Note: This post is still up-to-date as of August 1, 2017. Nevada caravaners, see my new post on Nevada seat belt laws!
This post contains information specific to Pennsylvania. If you’re licensed in another state, call your DMV and notary to ask about your options for titling your skoolie so you can drive it.
I have a non-commercial Pennsylvania Driver’s license. If you have any class of commercial license, you can drive any type of school bus, so title it however is cheapest and easiest. However, if you have a standard license like me, it gets trickier. There are a few options for titling your bus so that you can legally drive it. The best way is to title the vehicle as an RV, which has some benefits and drawbacks.
Your license allows you to drive a shorter school bus, up to 14 passengers. If you buy one of these buses, you can get it titled as a van or RV. If you title it as a van, all passengers will need to abide by all state seatbelt laws at all times, which might be tricky, as installing federal-regulation seatbelts is tricky. To get around this problem, you could title it as an RV. Some states don’t require passengers to abide by seatbelt laws when riding in an RV. For a list of these states, scroll all the way down. However, PA has strict requirements for titling a vehicle as an RV. It must have separate bathroom, kitchen, and sleeping area. It must have electric and plumbing.
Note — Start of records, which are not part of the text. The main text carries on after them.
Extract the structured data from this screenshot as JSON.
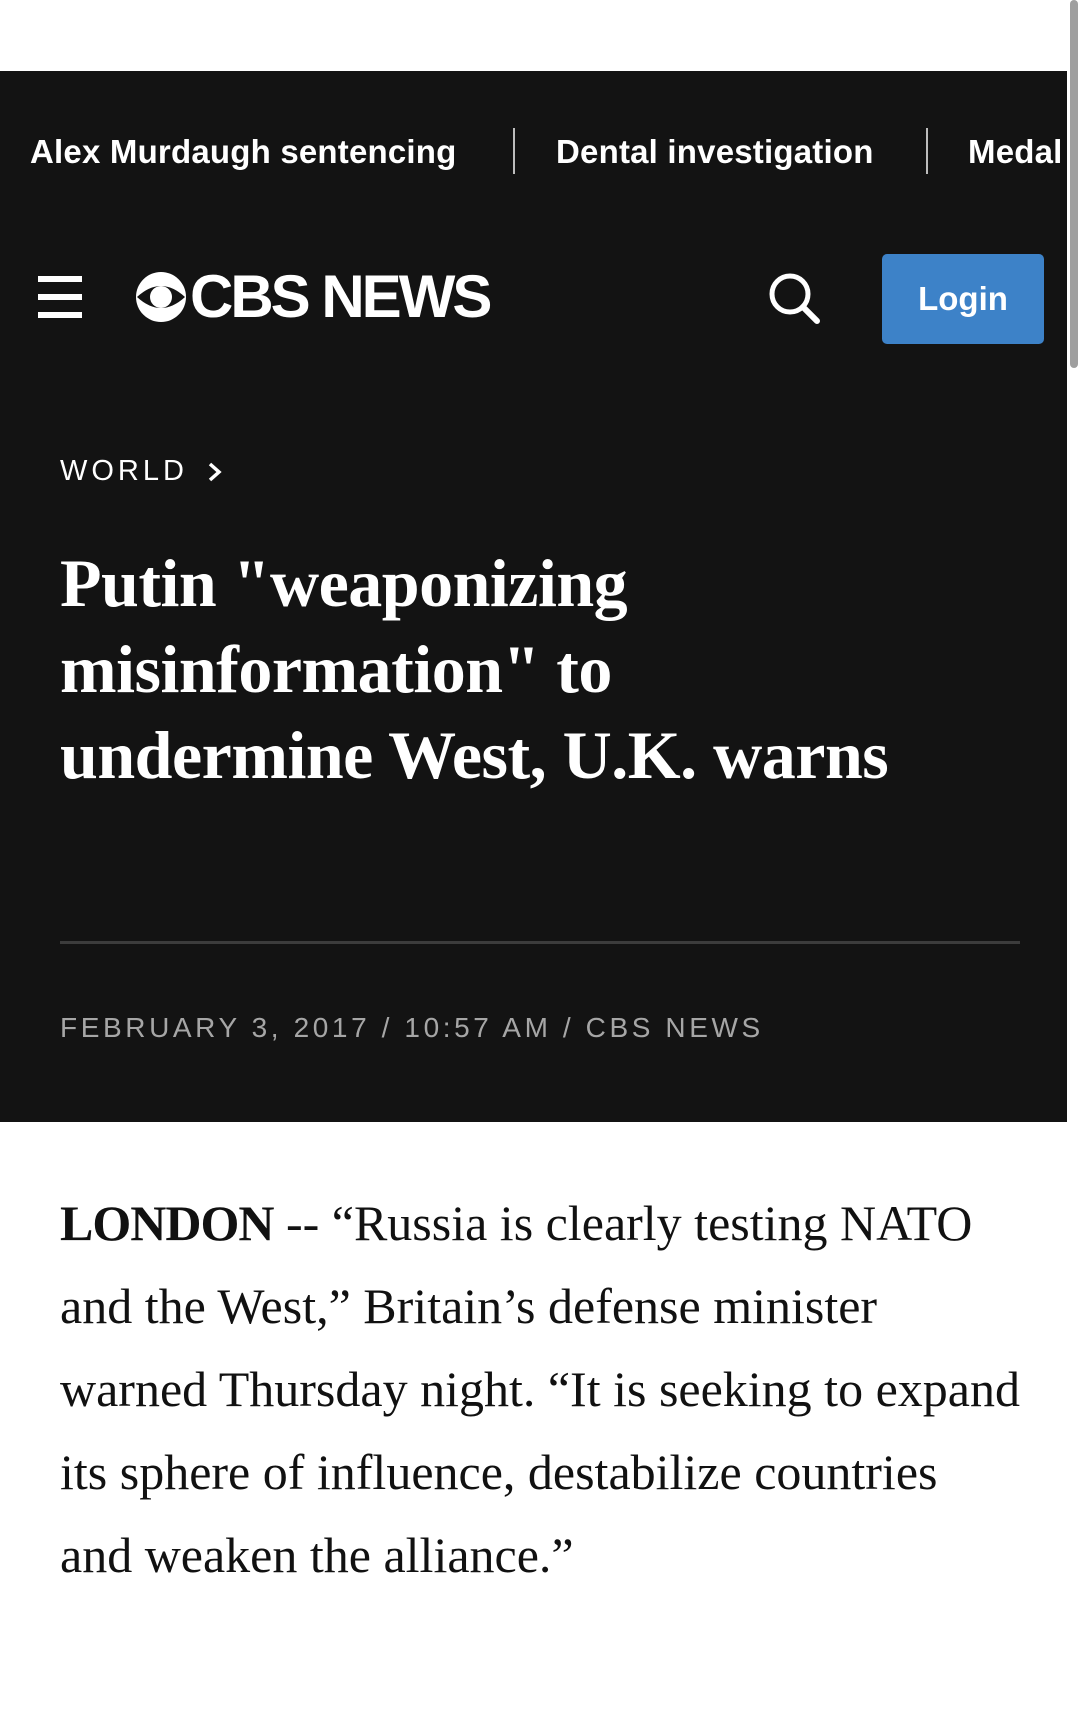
{
  "trending": {
    "items": [
      {
        "label": "Alex Murdaugh sentencing"
      },
      {
        "label": "Dental investigation"
      },
      {
        "label": "Medal"
      }
    ]
  },
  "header": {
    "logo_text": "CBS NEWS",
    "login_label": "Login",
    "icons": [
      "menu-icon",
      "cbs-eye-icon",
      "search-icon"
    ]
  },
  "article": {
    "section": "WORLD",
    "headline": "Putin \"weaponizing misinformation\" to undermine West, U.K. warns",
    "byline": "FEBRUARY 3, 2017 / 10:57 AM / CBS NEWS",
    "dateline": "LONDON",
    "body_intro": " -- “Russia is clearly testing NATO and the West,” Britain’s defense minister warned Thursday night. “It is seeking to expand its sphere of influence, destabilize countries and weaken the alliance.”"
  },
  "colors": {
    "header_bg": "#131313",
    "login_bg": "#3d82c8",
    "byline": "#a6a6a6"
  }
}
What’s more, you have to pay $200 for the title, and pay a body shop to inspect it and submit the paperwork for you to the state.
Now, you may be able to title it as an RV without meeting all those requirements. Some converters have been successful just going to the notary and saying, “I need an RV plate,” and they say, “OK.” However, I wouldn’t recommend this.
You cannot drive a longer bus if it is titled as a bus, because a regular license does not allow for more than 14 passengers. You have a few options. First, you can title it as an RV, as discussed above. This is a solid option, especially if you planned to meet the PA requirements anyway. If you don’t want to follow this route, you can title it as a truck once you pull out all the seats. This means you intend to use it primarily for cargo, rather than passengers. In this scenario, all passengers will need to wear seatbelts (safer, anyhow). However, this will only work if the vehicle weighs under 26,000 lbs. If it is more than that, there is no way to title the vehicle to drive it with a regular license. So, if you want/need a longer vehicle, but don’t have a commercial license, you’ll have to make modifications to it to have it titled as an RV or truck.
In sum, it’s really important that your conversion is legal for you to drive. You want to know that if you are pulled over you won’t risk losing your license for driving a vehicle you aren’t licensed to drive. You also want to be sure that you’re insured for a legal vehicle so that you’re covered if you damage the vehicle in an accident.
States that require only the driver to wear a seatbelt. (Maybe use them anyway!)
- New Jersey
- New York
- North Carolina
- North Dakota
- South Dakota
- West Virginia
States that require all passengers to wear seatbelts (safest way to travel anyway!)
- New Hampshire
- New Mexico
- Rhode Island
- South Carolina